Mold reproduces through tiny particles called mold spores4, which are invisible to the naked eye. Spores exist in indoor and outdoor air, but mold has the highest risk of growing indoors when these spores land on wet surfaces.
While most air purifiers won’t eliminate the mold or mildew already growing on your surfaces, these machines help prevent mold spores from landing in the first place. “Top-rated air purifiers have the ability to remove small particles like spores, improving indoor air quality and reducing the chances for indoor mold growth, explains Michael Rubino, mold and air quality expert and author of The Mold Medic, an Expert’s Guide on Mold Removal.
Allergist Anjuli Mehrotra, MD, agrees. “Mold spores are usually under 40 microns in size, so air purifiers with HEPA filters can usually filter out airborne mold spores,” she adds. Microns are a unit of measurement equal to one millionth of a meter—to give you an idea of how small 40 microns is, one grain of beach sand is typically between 100 to 10,000 microns.
“Mold is actually present around us everywhere, both indoors and outdoors,” continues Mehrotra. “It does not always cause health issues, but people with allergies and asthma may be more sensitive to molds causing symptoms like coughing, wheezing, or nasal symptoms like sneezing or congestion. Exposure to excessive amounts of mold via airborne mold particles may trigger irritation of the eyes, nose, skin, throat, and lungs.
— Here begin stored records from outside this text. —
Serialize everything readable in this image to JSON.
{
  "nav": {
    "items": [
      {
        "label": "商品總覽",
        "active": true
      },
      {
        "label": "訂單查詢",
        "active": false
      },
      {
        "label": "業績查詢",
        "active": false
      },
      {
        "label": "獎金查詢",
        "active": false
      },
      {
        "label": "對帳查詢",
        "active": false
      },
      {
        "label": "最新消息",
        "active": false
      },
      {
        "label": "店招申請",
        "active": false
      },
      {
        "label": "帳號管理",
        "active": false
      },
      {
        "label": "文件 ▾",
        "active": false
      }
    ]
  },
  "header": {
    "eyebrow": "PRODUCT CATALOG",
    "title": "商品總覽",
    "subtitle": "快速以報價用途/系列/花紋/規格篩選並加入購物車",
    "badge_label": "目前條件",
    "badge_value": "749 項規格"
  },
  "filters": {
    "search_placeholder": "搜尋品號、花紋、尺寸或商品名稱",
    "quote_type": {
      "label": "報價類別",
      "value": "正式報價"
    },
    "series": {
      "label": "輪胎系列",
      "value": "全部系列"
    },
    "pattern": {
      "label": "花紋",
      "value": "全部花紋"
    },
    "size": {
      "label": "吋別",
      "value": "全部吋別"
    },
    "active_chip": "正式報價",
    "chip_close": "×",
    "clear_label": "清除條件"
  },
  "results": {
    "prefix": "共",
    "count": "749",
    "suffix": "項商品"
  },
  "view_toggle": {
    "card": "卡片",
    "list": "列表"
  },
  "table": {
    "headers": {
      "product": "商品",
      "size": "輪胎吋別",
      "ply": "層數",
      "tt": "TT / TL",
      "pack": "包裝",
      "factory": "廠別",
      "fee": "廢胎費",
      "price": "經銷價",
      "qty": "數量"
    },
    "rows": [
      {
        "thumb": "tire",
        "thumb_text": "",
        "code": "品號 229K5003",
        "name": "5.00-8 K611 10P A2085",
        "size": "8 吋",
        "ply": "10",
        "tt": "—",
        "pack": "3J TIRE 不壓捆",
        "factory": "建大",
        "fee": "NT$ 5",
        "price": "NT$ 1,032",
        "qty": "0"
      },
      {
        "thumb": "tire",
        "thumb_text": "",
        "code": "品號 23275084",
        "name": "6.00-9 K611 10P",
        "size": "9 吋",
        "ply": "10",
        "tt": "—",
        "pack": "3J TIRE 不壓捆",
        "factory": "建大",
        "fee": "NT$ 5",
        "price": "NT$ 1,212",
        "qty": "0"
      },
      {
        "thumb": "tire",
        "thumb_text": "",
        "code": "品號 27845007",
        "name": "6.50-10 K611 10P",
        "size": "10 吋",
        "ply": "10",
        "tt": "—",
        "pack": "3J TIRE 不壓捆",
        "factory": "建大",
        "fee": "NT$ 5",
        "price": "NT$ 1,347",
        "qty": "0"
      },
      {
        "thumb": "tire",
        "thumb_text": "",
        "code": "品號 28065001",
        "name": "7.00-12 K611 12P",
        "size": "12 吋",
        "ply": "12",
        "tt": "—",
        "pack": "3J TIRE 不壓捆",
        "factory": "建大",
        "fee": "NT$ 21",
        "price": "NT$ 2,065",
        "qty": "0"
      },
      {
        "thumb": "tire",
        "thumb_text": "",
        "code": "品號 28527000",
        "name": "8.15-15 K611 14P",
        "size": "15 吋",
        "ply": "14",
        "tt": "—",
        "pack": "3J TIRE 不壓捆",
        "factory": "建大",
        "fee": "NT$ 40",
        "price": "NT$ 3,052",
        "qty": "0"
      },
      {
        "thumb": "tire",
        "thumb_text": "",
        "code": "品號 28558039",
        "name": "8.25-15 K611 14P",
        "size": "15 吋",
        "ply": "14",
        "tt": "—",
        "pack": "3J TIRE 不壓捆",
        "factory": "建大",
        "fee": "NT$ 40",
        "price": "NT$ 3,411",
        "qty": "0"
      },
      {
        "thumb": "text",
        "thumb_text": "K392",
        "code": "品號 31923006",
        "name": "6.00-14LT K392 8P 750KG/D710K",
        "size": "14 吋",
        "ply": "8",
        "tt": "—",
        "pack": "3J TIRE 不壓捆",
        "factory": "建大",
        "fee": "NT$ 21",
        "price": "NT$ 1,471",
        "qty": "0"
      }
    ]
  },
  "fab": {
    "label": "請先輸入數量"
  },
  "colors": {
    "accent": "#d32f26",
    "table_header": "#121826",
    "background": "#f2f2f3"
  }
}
People with suppression of their immune system or chronic lung or respiratory disorders may be at increased risk of infection from mold.”
“For those who are attempting to determine if an inspection is necessary, at-home options such as The Dust Test can begin to set the foundation for figuring out if there’s a contamination situation present,” Rubino adds.
When it comes to choosing the best air purifier for mold, Rubino says the key is to find a machine with technology that eliminates the particles from the air, so they don’t just blow right back into the surrounding environment. “Air purifiers should at least meet HEPA status, meaning they remove 99.97% of particles as small as 0.3 microns. That being said, some species of mold can create microscopic toxins called mycotoxins, which are even smaller than mold spores. Finding air purifiers that can eliminate particles smaller than 0.3 microns can help clean the air further,” he explains.